23 February 2018
Contrary to the traditional view of them as brutes, it turns out that Neanderthals were artists.
A study in Science journal suggests they made cave drawings in Spain that pre-date the arrival of modern humans in Europe by 20,000 years.
They also appear to have used painted sea shells as jewellery.
Art was previously thought to be a behaviour unique to our species (Homo sapiens) and far beyond our evolutionary cousins.
The cave paintings include stencilled impressions of Neanderthal hands, geometric patterns and red circles.
They occupy three sites at La Pasiega, Maltravieso and Ardales - situated up to 700km apart in different parts of Spain.
The researchers used a technique called uranium-thorium dating to obtain accurate ages. It relies on measuring the radioactive decay of uranium that gets incorporated into mineral crusts forming over the paintings.
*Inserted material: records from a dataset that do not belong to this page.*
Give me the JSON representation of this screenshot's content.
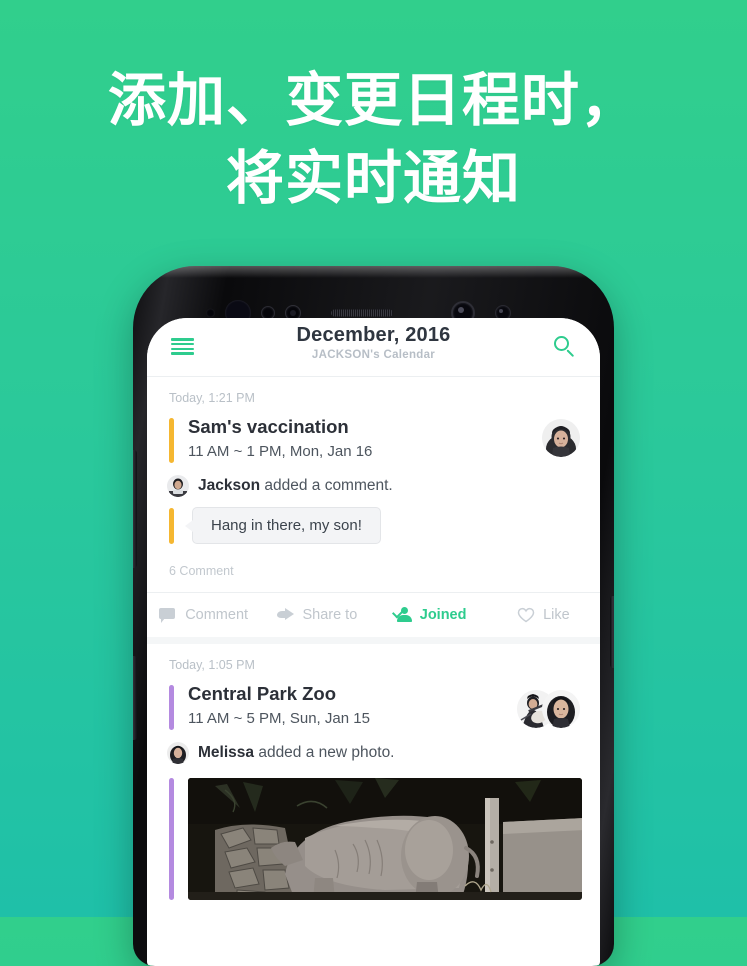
{
  "headline": {
    "line1": "添加、变更日程时，",
    "line2": "将实时通知"
  },
  "colors": {
    "brand_green": "#2ecc8e",
    "bg_gradient_top": "#31cf8c",
    "bg_gradient_bottom": "#1fc0a8",
    "accent_yellow": "#f5b731",
    "accent_purple": "#b48ae0",
    "muted_text": "#b9c0c7"
  },
  "app": {
    "appbar": {
      "menu_icon": "hamburger-menu-icon",
      "title": "December, 2016",
      "subtitle": "JACKSON's Calendar",
      "search_icon": "search-icon"
    },
    "feed": [
      {
        "time": "Today, 1:21 PM",
        "accent": "yellow",
        "event_title": "Sam's vaccination",
        "event_time": "11 AM ~ 1 PM, Mon, Jan 16",
        "avatar": "woman-avatar",
        "activity": {
          "author": "Jackson",
          "text": " added a comment.",
          "avatar": "jackson-avatar"
        },
        "comment_bubble": "Hang in there, my son!",
        "comment_count": "6 Comment",
        "actions": [
          {
            "label": "Comment",
            "icon": "comment-icon",
            "active": false
          },
          {
            "label": "Share to",
            "icon": "share-icon",
            "active": false
          },
          {
            "label": "Joined",
            "icon": "joined-person-check-icon",
            "active": true
          },
          {
            "label": "Like",
            "icon": "heart-icon",
            "active": false
          }
        ]
      },
      {
        "time": "Today, 1:05 PM",
        "accent": "purple",
        "event_title": "Central Park Zoo",
        "event_time": "11 AM ~ 5 PM, Sun, Jan 15",
        "avatars": [
          "man-guitar-avatar",
          "woman-avatar"
        ],
        "activity": {
          "author": "Melissa",
          "text": " added a new photo.",
          "avatar": "melissa-avatar"
        },
        "photo": "rhinoceros-zoo-photo"
      }
    ]
  },
  "device": {
    "frame": "android-phone-frame",
    "buttons": [
      "volume-up-button",
      "volume-down-button",
      "power-button"
    ]
  }
}
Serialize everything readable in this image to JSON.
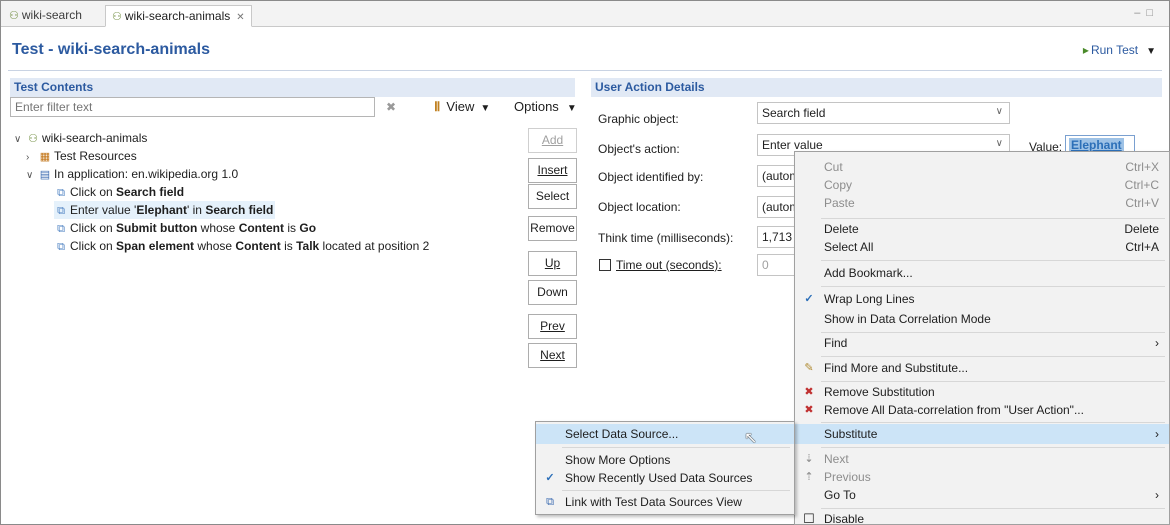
{
  "tabs": [
    {
      "label": "wiki-search",
      "icon": "test-icon"
    },
    {
      "label": "wiki-search-animals",
      "icon": "test-icon",
      "close": "✕"
    }
  ],
  "editor": {
    "title": "Test - wiki-search-animals",
    "run_label": "Run Test"
  },
  "contents": {
    "header": "Test Contents",
    "filter_placeholder": "Enter filter text",
    "view_label": "View",
    "options_label": "Options",
    "tree": [
      {
        "text": "wiki-search-animals",
        "icon": "test-icon",
        "twisty": "open",
        "indent": 0
      },
      {
        "text": "Test Resources",
        "icon": "resources-icon",
        "twisty": "closed",
        "indent": 1
      },
      {
        "text": "In application: en.wikipedia.org  1.0",
        "icon": "application-icon",
        "twisty": "open",
        "indent": 1
      },
      {
        "parts": [
          [
            "Click on ",
            false
          ],
          [
            "Search field",
            true
          ]
        ],
        "icon": "action-icon",
        "indent": 2
      },
      {
        "parts": [
          [
            "Enter value '",
            false
          ],
          [
            "Elephant",
            true
          ],
          [
            "' in ",
            false
          ],
          [
            "Search field",
            true
          ]
        ],
        "icon": "action-icon",
        "indent": 2,
        "selected": true
      },
      {
        "parts": [
          [
            "Click on ",
            false
          ],
          [
            "Submit button",
            true
          ],
          [
            " whose ",
            false
          ],
          [
            "Content",
            true
          ],
          [
            " is ",
            false
          ],
          [
            "Go",
            true
          ]
        ],
        "icon": "action-icon",
        "indent": 2
      },
      {
        "parts": [
          [
            "Click on ",
            false
          ],
          [
            "Span element",
            true
          ],
          [
            " whose ",
            false
          ],
          [
            "Content",
            true
          ],
          [
            " is ",
            false
          ],
          [
            "Talk",
            true
          ],
          [
            " located at position 2",
            false
          ]
        ],
        "icon": "action-icon",
        "indent": 2
      }
    ],
    "buttons": {
      "add": "Add",
      "insert": "Insert",
      "select": "Select",
      "remove": "Remove",
      "up": "Up",
      "down": "Down",
      "prev": "Prev",
      "next": "Next"
    }
  },
  "details": {
    "header": "User Action Details",
    "graphic_object_label": "Graphic object:",
    "graphic_object_value": "Search field",
    "action_label": "Object's action:",
    "action_value": "Enter value",
    "value_label": "Value:",
    "value_value": "Elephant",
    "identified_label": "Object identified by:",
    "identified_value": "(autom",
    "location_label": "Object location:",
    "location_value": "(autom",
    "think_label": "Think time (milliseconds):",
    "think_value": "1,713",
    "timeout_label": "Time out (seconds):",
    "timeout_value": "0"
  },
  "context_menu": {
    "cut": "Cut",
    "cut_key": "Ctrl+X",
    "copy": "Copy",
    "copy_key": "Ctrl+C",
    "paste": "Paste",
    "paste_key": "Ctrl+V",
    "delete": "Delete",
    "delete_key": "Delete",
    "select_all": "Select All",
    "select_all_key": "Ctrl+A",
    "add_bookmark": "Add Bookmark...",
    "wrap": "Wrap Long Lines",
    "show_correlation": "Show in Data Correlation Mode",
    "find": "Find",
    "find_more": "Find More and Substitute...",
    "remove_sub": "Remove Substitution",
    "remove_all": "Remove All Data-correlation from \"User Action\"...",
    "substitute": "Substitute",
    "next": "Next",
    "previous": "Previous",
    "go_to": "Go To",
    "disable": "Disable"
  },
  "submenu": {
    "select_ds": "Select Data Source...",
    "show_more": "Show More Options",
    "show_recent": "Show Recently Used Data Sources",
    "link": "Link with Test Data Sources View"
  },
  "colors": {
    "accent": "#2c5aa0",
    "highlight": "#cce4f7",
    "section_bg": "#e1e9f5"
  }
}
The results gave a minimum age of 65,000 years ago for the cave art, modern humans only arrived in Europe roughly 45,000 years ago.